If the near-term forecast for Southern California is for unusually cool weather, you might bet that this will depress the prices of natural gas in the region, which might translate into a boost in the stock prices for some of the state's beleaguered utilities. The point here is that by reading the official forecasts regularly, you can monitor what effect, if any, they have on stock prices.
If you want to take a longer view, visit the
Climate Prediction Center, also operated by the National Weather Service. Check out whether this winter's predicted to be colder or warmer than normal and place your bets accordingly. True, no one is really able to predict the weather. But you can likely predict the forecasts' effects on stock prices with pretty good accuracy. Along those lines, trading in weather-related derivatives is said to be a $3 billion industry. Utilities, in particular, use weather derivatives to hedge their exposure to weather-related uncertainty. A pamphlet from the
Chicago Mercantile Exchange explains this little-known trading arena.
Serious energy traders, whether they're trading futures or energy commodities, hook into paying services that bring them real-time futures or spot market data along with news and up-to-the-instant forecasts. For $7,000 per year, for example, the
American Petroleum Institute will send you real-time releases of statistics on such things as natural gas inventories.
Also, outfits like
, and the aforementioned
and Platts disseminate energy data using onscreen platforms similar to those daytraders use for stocks. Depending on the kind of data you order, these can cost anywhere from a couple of hundred to a thousand dollars or more per month.
These platforms might be more than you need if your goal is to simply trade energy stocks. Following a single futures contract, for example, overlaid with some good old technical analysis, might give you as good a read on where energy prices are headed -- and hence where energy stocks are headed -- as a hundred real-time news stories or a thousand spot market price fluctuations.
column last week on setting up a multiple-monitor trading computer, I mentioned that graphics board manufacturer
Matrox Graphics sells graphics cards supporting dual monitors starting at $500. I was told that the company also makes a card that supports four monitors and a card that supports dual monitors that sells for $135.
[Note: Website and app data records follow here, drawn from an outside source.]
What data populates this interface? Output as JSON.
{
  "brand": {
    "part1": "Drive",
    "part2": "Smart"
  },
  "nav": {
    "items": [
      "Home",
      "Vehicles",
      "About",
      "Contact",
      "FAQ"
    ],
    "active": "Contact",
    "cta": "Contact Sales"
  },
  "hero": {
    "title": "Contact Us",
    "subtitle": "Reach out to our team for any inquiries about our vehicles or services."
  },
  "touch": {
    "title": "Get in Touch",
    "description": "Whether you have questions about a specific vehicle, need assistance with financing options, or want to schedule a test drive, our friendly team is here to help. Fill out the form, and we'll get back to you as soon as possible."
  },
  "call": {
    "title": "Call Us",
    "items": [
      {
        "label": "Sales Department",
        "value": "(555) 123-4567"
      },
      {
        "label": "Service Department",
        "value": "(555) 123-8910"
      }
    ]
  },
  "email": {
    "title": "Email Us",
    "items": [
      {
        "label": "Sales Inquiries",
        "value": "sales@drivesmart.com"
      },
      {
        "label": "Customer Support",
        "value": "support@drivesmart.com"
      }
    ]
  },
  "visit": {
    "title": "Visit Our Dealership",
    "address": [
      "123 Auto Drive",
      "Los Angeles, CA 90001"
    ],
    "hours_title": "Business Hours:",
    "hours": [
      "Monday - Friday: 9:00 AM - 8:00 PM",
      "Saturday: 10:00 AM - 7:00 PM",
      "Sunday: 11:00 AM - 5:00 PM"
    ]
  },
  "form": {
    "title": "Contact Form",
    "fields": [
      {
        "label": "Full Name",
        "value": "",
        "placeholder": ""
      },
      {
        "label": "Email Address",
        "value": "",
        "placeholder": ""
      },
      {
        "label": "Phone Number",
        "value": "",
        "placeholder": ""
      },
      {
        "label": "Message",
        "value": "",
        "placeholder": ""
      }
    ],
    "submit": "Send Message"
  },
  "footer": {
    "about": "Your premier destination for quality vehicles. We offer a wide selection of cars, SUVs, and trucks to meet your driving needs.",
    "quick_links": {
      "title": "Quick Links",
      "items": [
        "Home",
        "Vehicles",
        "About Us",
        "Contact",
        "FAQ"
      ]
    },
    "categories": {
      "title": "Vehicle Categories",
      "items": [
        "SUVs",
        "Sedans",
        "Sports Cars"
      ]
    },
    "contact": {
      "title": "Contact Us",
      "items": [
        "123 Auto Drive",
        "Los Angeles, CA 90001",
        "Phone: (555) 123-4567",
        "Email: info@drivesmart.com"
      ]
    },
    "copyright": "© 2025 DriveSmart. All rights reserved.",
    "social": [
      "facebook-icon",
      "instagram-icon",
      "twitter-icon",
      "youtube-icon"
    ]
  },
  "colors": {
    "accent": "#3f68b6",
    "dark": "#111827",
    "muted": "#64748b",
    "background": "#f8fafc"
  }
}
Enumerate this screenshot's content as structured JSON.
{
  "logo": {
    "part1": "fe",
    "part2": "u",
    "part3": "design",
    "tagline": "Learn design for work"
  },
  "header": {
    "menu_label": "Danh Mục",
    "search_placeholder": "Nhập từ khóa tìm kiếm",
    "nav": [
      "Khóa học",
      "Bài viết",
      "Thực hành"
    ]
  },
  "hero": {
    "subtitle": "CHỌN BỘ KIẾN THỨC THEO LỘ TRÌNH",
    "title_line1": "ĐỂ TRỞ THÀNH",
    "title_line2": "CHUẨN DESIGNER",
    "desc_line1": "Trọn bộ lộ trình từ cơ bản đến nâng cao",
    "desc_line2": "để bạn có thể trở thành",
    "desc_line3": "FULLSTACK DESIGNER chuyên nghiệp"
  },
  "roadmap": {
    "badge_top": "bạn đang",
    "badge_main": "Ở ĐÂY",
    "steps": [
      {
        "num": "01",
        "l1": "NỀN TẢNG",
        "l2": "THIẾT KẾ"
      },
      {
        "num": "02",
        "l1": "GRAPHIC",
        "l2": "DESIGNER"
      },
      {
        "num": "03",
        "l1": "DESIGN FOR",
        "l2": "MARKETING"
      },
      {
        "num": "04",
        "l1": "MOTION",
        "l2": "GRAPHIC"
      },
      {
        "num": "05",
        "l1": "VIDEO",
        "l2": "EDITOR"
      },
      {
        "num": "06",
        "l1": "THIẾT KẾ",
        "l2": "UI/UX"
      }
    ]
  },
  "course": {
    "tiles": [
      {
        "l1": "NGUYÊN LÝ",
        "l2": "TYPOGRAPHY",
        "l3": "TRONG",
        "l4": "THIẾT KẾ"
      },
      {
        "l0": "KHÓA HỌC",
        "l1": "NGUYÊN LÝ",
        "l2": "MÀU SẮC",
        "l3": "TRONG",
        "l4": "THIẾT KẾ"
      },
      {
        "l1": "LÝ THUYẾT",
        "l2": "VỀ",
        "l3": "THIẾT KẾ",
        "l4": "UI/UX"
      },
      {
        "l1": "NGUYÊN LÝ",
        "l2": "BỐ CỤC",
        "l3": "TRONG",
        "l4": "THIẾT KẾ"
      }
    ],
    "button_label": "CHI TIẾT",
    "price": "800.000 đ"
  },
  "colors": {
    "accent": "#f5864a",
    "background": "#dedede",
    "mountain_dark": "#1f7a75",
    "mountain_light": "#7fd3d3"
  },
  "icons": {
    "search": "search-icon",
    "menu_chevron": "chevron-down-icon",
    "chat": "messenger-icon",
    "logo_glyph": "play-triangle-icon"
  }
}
Mark Ingebretsen has written for a wide variety of business and financial publications. Currently he holds no positions in the stocks of companies mentioned in this column. While Ingebretsen cannot provide investment advice or recommendations, he welcomes your feedback and invites you to send it to